Gossiping -- Join together with your writing gurus and talk about your plot. Argue. Joke. Sound off.  Let them offer their ideas. You might want to tape this or take notes.  This is a great way to get a plot engine going.  You might put your notes in a story journal.

Chatting -- This is about taking a walk. You tell a trusted friend about your story without interruption. As you tell your story, allow yourself to change directions, up the stakes, and be inventive.  After this chat, write about what you learned about your story. You might put this in a story journal too.

Write the book -- Sounds crazy to me, but some folks just don't have a clue unless they start writing. This draft is very exploratory.Your plot will be a mess: dead ends, rabbit holes, and incongruity.You might write 8 versions of the same chapter in it to find one.  I have heard of authors who write this draft and delete it. If this is your cup of tea, NANOWRIMO is for you.

If you pick some of these activities and do them, your plot is sure to bloom. Guaranteed.

Here is a doodle: "Louisana Iris."

Quote for the week:

Every discourse, even a poetic or oracular sentence, carries with it a system of rules for producing analogous things and thus an outline of methodology. Jacques Derrida

Saturday, May 04, 2013

Blooming: Characters

Hi, folks! I hope that you are having a good week. I am down with a bad cold and am wondering why I still have a jacket out in May. It was almost 40 degrees yesterday morning. Brr. I don't know how anything is going to bloom, but my friend the pecan farmer and children's author, Andy Sherrod, assures me that if the ground is warm, so stuff is going to bloom.  So how do you get your ground warm?

I will spend this month sharing prewriting activities that I use to ensure success.  This week I'm going to touch on prewriting characters. I'm going to give you serious activities to help! 

Scrap:  Gather together pictures that represent your characters. Building composites using one photo's eyes, another's nose, etc. works.  Try but there are many more stock sites. 

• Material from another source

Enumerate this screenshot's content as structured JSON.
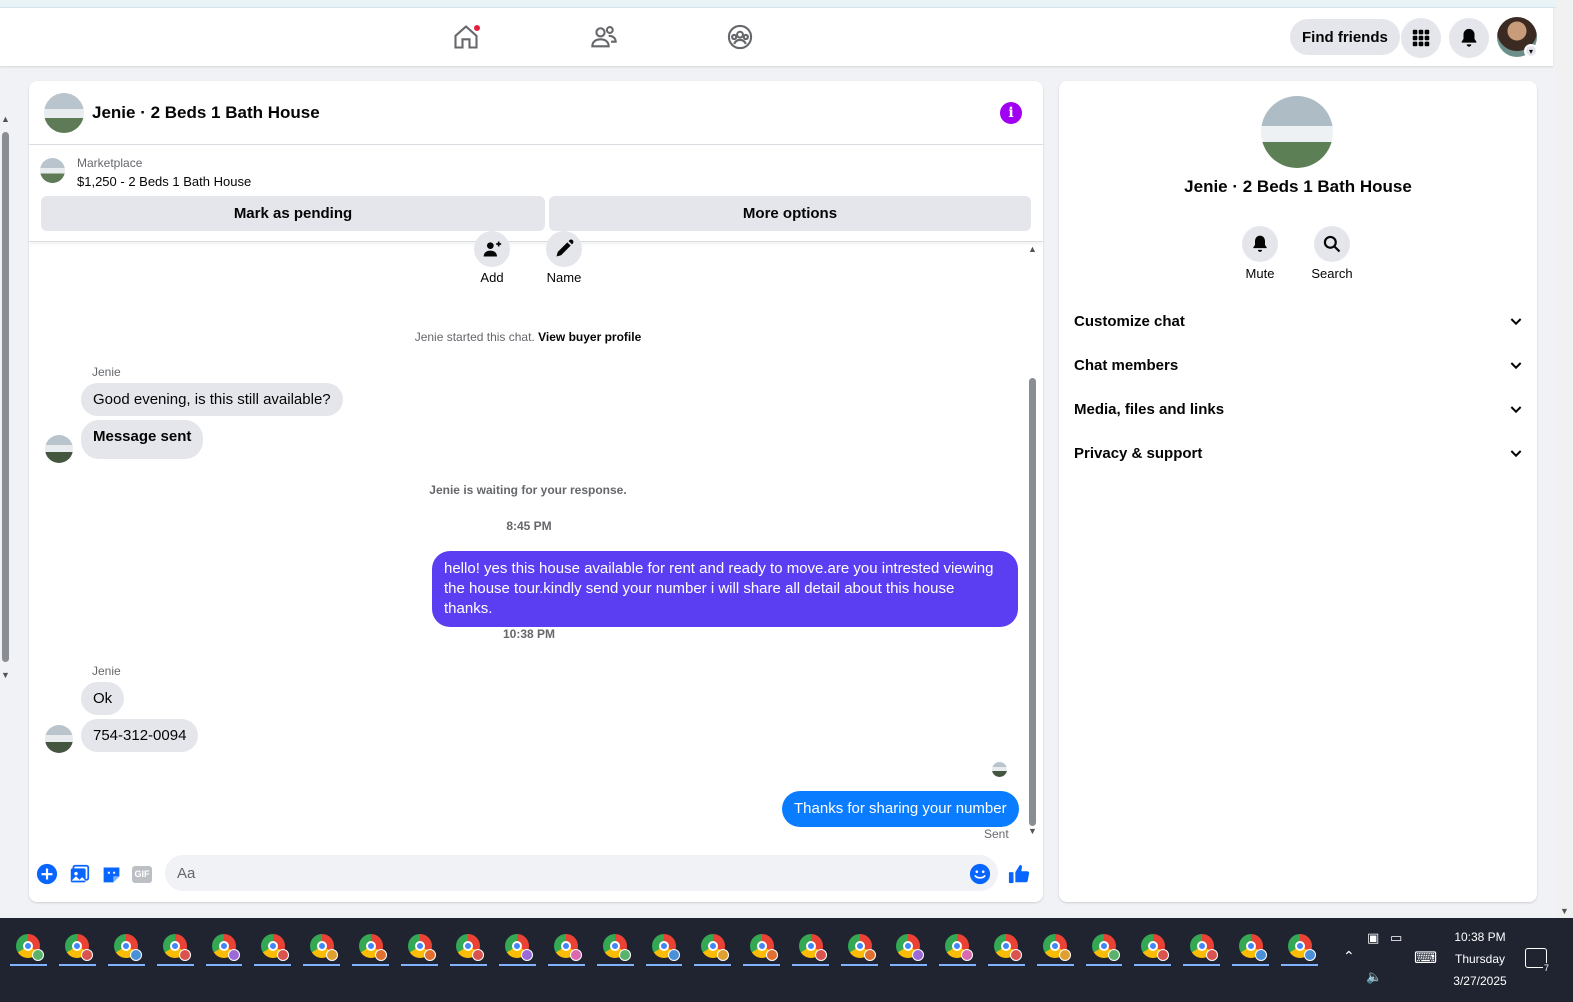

Personality:   I always take the Enneagram test for my characters. Also do the Jung Typology Test.  Here is a link to a bunch more personality tests, and, yes, I do use some of these.

Traits: Martina Boone offers this useful character trait  worksheet.  I also love these character questionnaires from the Gotham Writers Workshop. My best advice, look at a number of character questionaires and worksheets and then design one that fits your style.

Letter: Have all your main characters write you a letter telling you what they think this journey is about.

Act: Take an hour or a whole day and pretend to be your character. When you are done take an hour to write down what you learned from the exercise..

Cast: Go to and see if you can find the perfect actors to play the parts of your characters.

Journal:  Write a journal from your character's POV about the events of your story.  You don't have to go crazy here, you should do this until it is easy to produce interior thoughts from your character.

Interview:  Find folks who you feel may connect with your character and do character interviews of them.  (This always makes people cry -- take tissues and a Starbucks card.)

Okay, this feels like enough to get  your started.  Enjoy the blooming process. Do this stuff and when your start to write, your characters will pop off the page.  Guaranteed.

Come back next week for more blooming. Seize the day!

Doodle this week: "Swimming Fish."

Here is the quote for the week.

Just keep swimming
Just keep swimming
Everything will be okay
Just keep swimming
Move your tail
And sure enough we'll find our way
Oh sometimes things look bad
Then poof! The moment is gone
And what do we do?

Dory, Finding Nemo (Thomas Newman)